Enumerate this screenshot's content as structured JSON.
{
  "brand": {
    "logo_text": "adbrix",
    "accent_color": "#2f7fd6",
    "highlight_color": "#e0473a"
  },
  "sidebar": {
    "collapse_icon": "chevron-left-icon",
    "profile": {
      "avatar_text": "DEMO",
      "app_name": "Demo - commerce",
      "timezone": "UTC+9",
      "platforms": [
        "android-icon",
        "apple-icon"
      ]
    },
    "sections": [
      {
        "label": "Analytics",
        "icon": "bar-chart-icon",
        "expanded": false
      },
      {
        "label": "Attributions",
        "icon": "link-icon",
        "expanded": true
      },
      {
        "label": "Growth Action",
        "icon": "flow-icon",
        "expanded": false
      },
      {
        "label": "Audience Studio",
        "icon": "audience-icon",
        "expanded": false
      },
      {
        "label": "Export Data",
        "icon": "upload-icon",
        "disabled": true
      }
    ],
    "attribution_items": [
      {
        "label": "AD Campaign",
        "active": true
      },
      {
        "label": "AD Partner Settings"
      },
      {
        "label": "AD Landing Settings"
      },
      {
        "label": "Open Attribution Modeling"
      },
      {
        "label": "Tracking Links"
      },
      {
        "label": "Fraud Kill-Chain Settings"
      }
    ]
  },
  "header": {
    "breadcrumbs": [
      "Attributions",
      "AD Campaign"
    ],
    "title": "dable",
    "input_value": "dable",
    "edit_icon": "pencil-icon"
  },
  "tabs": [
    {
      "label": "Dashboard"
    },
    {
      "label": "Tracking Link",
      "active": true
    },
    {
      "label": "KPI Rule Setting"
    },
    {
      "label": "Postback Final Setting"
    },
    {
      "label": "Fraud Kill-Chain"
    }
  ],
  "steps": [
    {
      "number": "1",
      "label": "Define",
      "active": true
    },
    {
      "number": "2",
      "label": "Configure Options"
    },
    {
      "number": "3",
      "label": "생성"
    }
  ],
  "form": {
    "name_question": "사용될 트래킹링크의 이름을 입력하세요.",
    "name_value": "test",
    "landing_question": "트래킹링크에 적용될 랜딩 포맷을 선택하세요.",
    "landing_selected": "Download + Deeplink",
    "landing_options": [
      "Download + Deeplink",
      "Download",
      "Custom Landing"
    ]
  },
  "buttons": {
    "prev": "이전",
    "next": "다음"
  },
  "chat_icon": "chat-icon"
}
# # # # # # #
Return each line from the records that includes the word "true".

        "expanded": true
        "disabled": true
        "active": true
      "active": true
      "active": true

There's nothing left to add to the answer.